Materials relating to the photographic career of John Yang (1933-2009), includes photographs, project files, correspondence, papers, publications, detailed technical and darkroom notes, and ephemera. There is also a selection of material relating to Yang’s architecture career.

Arrangement

The Collection is arranged into the following series:

  1. Series 1: Correspondence, 1948, 1950-2009
  2. Series 2: Biographical Materials, n.d., 1946, c. 1960’s-1970’s
  3. Series 3: Project Files, n.d., 1951, 1966, 1969, 1971-2006
  4. Subseries 1: Photography Career, n.d., 1951, 1966, 1969, 1971-1973, 1977-2006
  5. Subseries 2: Architecture Career, n.d., circa 1970’s
  6. Series 4: Technical Files and Equipment, c. 1970’s -1990’s
  7. Series 5: Publications, n.d., 1915-1916, 1920, 1924, 1927, 1937, 1942, 1945, 1953, 1962, 1965-1991, 1995-2007, 2010
  8. Series 6: Photographic Materials, n.d., 1962-1964, 1971-1972, 1974-2004
  9. Subseries 1: Calligraphic Studies, 1977-2003
  10. Subseries 2: Printing Files, 1978-2004
  11. Subseries 3: Contact Sheets and Proof Prints, n.d., 1962-1964, 1971-1972, 1974-1977, 1985-1987

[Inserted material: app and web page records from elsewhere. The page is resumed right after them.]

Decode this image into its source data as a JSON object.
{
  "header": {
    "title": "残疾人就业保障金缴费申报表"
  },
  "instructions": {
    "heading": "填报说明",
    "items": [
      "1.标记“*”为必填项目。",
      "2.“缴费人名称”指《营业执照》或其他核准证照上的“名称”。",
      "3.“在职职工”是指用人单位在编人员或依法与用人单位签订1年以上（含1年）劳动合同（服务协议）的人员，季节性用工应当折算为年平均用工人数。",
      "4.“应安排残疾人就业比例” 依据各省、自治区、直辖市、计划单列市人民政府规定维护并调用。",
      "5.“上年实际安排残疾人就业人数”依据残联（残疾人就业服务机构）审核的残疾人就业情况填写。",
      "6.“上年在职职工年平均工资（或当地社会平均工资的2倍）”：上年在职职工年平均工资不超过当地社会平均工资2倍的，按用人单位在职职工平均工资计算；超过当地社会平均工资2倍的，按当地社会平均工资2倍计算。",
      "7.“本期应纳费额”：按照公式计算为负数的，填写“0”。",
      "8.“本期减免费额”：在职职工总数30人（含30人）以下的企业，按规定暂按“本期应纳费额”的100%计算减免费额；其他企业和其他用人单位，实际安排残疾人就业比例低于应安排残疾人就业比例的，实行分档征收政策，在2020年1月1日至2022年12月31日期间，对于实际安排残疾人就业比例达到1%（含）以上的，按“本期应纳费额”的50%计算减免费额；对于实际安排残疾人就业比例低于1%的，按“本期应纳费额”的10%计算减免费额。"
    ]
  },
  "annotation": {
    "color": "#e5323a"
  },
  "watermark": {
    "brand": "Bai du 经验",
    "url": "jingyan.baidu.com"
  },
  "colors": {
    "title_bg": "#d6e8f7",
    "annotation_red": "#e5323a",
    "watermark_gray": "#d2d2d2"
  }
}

Custodial History

The archive was donated to the Center by Naomi Yang in 2017.

Related Materials

Photographs can be found in the Fine Print Collection. Please see archivist for details.

Photographs and other materials can also be found at the Robert Klein Gallery in New York as well as the New York Public Library.

General

  1. Calligraphic works [http://vocab.getty.edu/aat/300266660]

Processing Information

All handwriting on prints and on archival boxes is by John Yang. Any mountings or mats are also by Yang

Collection processed by Alexis Peregoy in 2018-2019, and Sarah Jardini in 2019.

  • Calligraphy Subject Source: Library of Congress Subject Headings
Title
AG 260 John Yang collection, 1915-2010, bulk 1960s-2009
Author
Finding aid created by Alexis Peregoy and Sarah Jardini
Date
© 2019
Description rules
Finding Aid Based On Dacs (Describing Archives: A Content Standard)
Language of description
English
Script of description
Latin
Language of description note
Finding aid encoded in English

Repository Details

Part of the Center for Creative Photography Archives Repository

Contact:
1030 N. Olive RD
Tucson Arizona 85721 United States